From our earlier example; Italy’s norms and values see suicide as a mortal sin. These norms and values will therefore determine not only an individual’s likelihood to commit suicide, but also how likely that suicide will be recorded as such.

No respected sociologist today would ever attempt to analyse statistics without evaluating how the statistics were collected. Every sociologist today recognises that context is key to every investigation, even in terms of why someone decides to research a certain topic!

Context-driven sociology doesn’t exist because it doesn’t need to. How long until testing is the same?

Who said that?


Whisper and the supposed sources of knowledge.

First off let me apologise for the vast length between posts.

I’ve recently been using the app Whisper. I don’t want to talk about anything to do with it’s levels of anonymity. Instead, something much simpler.

Whisper is buggy as hell and has some of the worst UX traits I’ve seen.

Now that’s out the way we can proceed.

I seem to always bring work home with me and commonly have bug reports flying back and forth. Whisper is the same. I really like the concept of the app but it is executed poorly.

I’ve sent emails detailing the issues I’ve discovered. The first reply I received was a standard;

  • have you tried clearing data?
  • have you tried to reinstall the app?

This made it clear that my email had not been read. I’d detailed all my actions in making sure these were firm, repeatable issues. After more back and forth I informed Whisper that I was a software tester and suddenly my emails were escalated to the dev team.

This annoyed me!

The issues I’d found were being seen by all users. The users were using the app to bitch about the problems. This email could have come from any of them and been as valid.

People generally don’t report bugs.

In fact it’s the bane of the OSS community that more people don’t actively report bugs. A user that has taken the effort to email through a bug is worth listening to IMO.

There is the assumption; that those who are not trained appropriately can have no valid input. This seems to be less and less true but it is questionable whether it ever really was.

Within Sociology there have been occasions where the supposed ignorant have been capable of insight greater than the Sociologists involved. My favourite example of this is,

Learning to Labour by Paul Willis

This is a landmark study in Sociology for various reasons and I would highly recommend reading it.

In very brief summary; Paul Willis uses the participant observation technique to spend time with “troublesome” kids of a class in 1970s Britiain. The premise is to investigate the way in which there is little social mobility out of the working class.

There is an assumption that the kids are unaware of the processes at work which dictate their life-chances. Yet Willis discovers that the boys are all too aware of their own abilities and situation,

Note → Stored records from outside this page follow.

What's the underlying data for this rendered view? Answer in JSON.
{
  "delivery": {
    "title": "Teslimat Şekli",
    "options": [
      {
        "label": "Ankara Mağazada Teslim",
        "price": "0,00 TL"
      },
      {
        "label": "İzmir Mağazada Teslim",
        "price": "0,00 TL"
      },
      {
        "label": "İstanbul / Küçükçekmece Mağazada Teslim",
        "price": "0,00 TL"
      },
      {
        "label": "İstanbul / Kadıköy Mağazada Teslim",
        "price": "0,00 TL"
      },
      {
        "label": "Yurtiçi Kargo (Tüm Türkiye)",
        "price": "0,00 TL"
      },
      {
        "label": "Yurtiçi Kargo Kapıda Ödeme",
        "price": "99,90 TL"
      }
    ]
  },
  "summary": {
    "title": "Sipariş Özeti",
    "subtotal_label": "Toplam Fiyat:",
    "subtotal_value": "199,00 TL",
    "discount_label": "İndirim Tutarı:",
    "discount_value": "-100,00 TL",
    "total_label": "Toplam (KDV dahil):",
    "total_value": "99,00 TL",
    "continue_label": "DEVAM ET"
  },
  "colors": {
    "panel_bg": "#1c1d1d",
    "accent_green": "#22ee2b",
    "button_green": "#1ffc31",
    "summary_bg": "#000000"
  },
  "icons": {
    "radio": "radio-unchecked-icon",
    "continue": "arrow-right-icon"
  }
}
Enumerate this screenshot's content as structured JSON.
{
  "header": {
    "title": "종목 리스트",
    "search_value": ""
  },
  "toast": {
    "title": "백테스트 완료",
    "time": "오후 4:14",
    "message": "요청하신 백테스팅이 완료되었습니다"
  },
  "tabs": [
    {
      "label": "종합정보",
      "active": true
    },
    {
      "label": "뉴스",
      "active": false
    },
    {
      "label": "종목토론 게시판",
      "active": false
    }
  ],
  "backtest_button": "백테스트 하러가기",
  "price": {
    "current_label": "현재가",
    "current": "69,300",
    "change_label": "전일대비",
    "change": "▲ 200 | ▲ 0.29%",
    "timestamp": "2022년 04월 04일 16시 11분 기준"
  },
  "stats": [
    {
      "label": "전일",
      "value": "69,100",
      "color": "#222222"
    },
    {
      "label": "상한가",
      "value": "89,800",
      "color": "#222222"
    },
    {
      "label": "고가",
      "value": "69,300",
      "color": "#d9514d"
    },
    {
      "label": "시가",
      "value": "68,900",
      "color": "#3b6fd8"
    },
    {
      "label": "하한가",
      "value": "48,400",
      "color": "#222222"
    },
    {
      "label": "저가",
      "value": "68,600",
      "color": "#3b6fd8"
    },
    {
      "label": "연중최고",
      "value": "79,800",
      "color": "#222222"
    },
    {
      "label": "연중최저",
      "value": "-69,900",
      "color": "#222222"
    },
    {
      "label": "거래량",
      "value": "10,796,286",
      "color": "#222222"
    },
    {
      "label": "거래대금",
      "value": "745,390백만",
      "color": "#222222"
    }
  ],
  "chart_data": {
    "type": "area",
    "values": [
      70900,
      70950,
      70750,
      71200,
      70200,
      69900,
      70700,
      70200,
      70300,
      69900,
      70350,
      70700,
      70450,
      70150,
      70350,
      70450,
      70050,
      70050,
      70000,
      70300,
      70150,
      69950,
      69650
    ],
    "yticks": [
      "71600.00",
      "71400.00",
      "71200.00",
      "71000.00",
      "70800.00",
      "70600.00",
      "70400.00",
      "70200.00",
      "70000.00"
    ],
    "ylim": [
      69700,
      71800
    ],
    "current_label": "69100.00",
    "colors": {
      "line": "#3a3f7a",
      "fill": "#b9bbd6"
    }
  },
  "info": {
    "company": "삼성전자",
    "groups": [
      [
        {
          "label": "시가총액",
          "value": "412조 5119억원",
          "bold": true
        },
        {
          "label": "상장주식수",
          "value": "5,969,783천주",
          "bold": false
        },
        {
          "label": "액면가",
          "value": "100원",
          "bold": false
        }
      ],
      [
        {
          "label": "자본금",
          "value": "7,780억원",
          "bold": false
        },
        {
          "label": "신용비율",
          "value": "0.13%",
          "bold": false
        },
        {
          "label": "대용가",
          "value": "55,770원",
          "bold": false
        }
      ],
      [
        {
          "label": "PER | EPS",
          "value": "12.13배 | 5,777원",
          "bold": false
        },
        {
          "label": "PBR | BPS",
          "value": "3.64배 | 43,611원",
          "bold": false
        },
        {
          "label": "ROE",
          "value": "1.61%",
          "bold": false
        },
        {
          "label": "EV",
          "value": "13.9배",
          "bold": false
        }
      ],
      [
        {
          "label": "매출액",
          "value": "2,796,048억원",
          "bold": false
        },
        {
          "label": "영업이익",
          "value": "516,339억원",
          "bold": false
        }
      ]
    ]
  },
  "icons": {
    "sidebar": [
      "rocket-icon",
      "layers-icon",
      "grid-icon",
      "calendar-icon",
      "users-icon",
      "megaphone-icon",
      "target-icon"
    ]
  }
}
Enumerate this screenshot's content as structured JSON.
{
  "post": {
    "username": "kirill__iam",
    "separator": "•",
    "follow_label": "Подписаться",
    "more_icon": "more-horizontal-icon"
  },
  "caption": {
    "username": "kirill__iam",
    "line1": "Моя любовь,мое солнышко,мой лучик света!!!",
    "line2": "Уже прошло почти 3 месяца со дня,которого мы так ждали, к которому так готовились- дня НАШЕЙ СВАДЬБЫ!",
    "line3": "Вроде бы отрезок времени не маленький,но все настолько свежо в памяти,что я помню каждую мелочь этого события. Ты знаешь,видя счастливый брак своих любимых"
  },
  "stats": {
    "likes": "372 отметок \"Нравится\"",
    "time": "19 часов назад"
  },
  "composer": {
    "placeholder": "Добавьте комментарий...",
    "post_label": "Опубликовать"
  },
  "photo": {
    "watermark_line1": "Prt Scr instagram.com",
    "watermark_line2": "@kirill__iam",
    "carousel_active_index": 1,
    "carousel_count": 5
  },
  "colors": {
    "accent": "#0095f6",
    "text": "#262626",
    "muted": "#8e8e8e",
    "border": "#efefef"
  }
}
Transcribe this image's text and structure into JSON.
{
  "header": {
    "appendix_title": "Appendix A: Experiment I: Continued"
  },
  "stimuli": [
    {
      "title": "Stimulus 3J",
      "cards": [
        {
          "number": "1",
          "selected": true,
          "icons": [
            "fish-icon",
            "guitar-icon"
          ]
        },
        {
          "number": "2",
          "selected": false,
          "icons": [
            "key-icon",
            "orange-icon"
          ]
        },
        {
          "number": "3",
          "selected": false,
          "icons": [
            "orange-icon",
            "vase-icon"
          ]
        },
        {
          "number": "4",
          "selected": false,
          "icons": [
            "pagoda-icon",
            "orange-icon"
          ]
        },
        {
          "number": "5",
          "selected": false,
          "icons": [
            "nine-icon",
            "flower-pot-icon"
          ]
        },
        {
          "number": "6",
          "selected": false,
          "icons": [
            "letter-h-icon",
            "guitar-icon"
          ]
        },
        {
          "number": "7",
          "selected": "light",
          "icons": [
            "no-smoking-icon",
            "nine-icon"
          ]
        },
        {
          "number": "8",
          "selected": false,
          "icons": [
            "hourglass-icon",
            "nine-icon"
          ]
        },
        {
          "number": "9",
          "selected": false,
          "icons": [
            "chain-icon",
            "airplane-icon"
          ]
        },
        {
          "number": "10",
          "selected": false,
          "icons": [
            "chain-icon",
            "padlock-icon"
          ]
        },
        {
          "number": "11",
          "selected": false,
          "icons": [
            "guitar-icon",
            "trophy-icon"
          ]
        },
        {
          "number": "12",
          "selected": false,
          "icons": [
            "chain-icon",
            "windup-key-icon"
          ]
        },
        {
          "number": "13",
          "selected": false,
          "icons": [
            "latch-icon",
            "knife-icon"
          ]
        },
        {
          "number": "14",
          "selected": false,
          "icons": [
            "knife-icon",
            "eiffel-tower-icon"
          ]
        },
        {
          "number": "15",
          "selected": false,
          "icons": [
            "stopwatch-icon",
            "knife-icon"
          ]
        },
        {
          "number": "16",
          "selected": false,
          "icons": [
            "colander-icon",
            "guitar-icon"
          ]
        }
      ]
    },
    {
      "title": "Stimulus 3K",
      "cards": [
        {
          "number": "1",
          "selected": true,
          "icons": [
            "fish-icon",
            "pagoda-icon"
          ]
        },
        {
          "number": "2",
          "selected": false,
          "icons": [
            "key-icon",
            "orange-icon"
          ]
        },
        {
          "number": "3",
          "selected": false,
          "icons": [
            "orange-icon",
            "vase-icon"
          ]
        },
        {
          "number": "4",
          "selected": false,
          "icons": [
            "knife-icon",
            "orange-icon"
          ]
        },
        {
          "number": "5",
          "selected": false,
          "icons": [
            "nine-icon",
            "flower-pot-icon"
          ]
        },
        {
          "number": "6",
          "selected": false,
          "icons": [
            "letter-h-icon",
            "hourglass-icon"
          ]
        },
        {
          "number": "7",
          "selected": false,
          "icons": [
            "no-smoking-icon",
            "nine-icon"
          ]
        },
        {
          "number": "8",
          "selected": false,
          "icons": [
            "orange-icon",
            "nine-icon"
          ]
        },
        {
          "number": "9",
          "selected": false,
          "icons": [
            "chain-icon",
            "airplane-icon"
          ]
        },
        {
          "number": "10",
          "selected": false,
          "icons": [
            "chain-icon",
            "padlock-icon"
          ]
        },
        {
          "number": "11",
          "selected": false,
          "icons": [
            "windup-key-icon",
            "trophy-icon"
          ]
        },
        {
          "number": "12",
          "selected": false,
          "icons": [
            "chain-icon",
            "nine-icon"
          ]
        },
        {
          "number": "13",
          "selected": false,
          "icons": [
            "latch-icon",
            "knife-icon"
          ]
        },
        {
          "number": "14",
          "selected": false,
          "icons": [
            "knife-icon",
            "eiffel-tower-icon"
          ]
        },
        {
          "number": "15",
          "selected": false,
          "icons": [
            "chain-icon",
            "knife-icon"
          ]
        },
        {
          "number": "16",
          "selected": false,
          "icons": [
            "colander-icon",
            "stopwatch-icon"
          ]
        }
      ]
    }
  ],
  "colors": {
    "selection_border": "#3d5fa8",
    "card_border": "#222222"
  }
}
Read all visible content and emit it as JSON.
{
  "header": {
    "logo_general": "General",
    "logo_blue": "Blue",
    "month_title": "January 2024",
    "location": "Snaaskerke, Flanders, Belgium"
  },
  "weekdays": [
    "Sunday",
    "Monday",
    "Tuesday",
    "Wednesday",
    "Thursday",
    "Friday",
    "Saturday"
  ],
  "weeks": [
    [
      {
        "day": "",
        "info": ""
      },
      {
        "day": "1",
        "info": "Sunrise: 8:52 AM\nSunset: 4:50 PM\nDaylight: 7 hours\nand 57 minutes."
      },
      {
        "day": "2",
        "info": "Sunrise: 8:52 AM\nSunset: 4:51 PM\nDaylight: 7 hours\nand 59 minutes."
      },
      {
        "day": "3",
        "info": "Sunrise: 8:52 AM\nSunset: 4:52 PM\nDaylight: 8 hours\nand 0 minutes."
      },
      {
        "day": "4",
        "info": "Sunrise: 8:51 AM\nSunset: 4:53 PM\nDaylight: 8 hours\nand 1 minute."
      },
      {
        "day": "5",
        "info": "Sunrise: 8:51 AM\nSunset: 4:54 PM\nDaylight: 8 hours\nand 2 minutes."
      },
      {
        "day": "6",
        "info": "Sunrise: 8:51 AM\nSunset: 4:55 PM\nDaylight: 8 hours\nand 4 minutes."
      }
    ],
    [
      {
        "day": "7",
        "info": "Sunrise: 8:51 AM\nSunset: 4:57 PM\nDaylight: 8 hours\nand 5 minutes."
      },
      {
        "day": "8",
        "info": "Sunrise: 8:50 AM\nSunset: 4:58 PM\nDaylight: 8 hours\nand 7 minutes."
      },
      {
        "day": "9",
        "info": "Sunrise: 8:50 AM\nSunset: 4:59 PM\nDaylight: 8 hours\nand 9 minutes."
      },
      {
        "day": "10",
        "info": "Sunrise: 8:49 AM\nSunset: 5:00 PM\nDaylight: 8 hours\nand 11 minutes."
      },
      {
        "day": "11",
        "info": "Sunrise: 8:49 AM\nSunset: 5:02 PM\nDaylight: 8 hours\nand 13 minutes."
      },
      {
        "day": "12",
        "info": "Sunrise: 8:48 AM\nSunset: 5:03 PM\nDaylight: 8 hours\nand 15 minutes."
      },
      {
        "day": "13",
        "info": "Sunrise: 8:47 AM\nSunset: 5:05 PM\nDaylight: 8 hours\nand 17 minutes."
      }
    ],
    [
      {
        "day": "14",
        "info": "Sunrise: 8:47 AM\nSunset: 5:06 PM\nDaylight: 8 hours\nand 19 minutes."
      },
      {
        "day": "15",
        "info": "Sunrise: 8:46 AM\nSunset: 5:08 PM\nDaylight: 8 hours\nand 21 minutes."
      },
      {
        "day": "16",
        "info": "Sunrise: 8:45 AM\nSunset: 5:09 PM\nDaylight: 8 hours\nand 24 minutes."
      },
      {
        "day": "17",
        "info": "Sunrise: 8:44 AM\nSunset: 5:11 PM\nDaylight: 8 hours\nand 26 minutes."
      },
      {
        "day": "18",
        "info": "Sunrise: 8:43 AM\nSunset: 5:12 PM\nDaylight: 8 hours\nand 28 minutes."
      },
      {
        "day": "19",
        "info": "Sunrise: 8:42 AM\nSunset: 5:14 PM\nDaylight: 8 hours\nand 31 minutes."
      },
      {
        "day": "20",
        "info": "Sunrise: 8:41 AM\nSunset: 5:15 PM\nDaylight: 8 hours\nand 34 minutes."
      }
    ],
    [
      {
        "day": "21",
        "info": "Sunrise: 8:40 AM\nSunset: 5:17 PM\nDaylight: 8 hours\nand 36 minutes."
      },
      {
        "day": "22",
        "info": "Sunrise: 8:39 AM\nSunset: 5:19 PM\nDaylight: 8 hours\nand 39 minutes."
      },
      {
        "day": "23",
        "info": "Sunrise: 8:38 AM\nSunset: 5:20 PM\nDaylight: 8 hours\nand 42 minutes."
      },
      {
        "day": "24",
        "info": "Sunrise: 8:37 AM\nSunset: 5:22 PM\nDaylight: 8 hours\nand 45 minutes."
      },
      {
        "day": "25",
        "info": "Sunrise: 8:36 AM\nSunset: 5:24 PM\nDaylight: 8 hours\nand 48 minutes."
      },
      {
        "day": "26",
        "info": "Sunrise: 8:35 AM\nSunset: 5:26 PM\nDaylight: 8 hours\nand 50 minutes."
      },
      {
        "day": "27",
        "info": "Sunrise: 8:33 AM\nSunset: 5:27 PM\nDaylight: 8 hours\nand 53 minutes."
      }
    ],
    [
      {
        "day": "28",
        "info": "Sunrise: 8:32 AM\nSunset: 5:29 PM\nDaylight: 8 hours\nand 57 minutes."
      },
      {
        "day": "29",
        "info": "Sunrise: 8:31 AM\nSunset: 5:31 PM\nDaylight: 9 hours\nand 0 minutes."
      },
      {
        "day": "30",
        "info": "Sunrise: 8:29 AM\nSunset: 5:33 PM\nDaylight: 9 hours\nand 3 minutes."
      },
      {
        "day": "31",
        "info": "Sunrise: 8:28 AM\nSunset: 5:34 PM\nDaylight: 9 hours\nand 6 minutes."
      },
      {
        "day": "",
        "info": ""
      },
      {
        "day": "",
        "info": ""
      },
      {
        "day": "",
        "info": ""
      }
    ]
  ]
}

  • Eddie – The teachers think they’re high and mighty because they’re teachers, but they’re nobody really, they’re just ordinary people ain’t they?
  • (…)
  • PW – I mean you say they’re higher. Do you accept at all that they know better about things?
  • Joey – Yes, but that doesn’t rank them above us, just because they are slightly more intelligent.
  • Bill – They ought to treat us how they’d like us to treat them

There is even lamentation from the group when pondering their time in school,

  • Joey – ….something should have been done with us, I mean there was so much talent there that it was all fuckin’ wasted. I mean X, he was as thick as pigshit really, but if someone took him and tutored him…he’d got so much imagination.

Before this study; working class kids expressing these concepts seemed unlikely. Yet here they are, expressing how all are capable given the correct time and effort. This is evidence that those seen as stupid, clearly aren’t.

A user doing something stupid doesn’t equal a stupid user. Ignore your users at your own peril.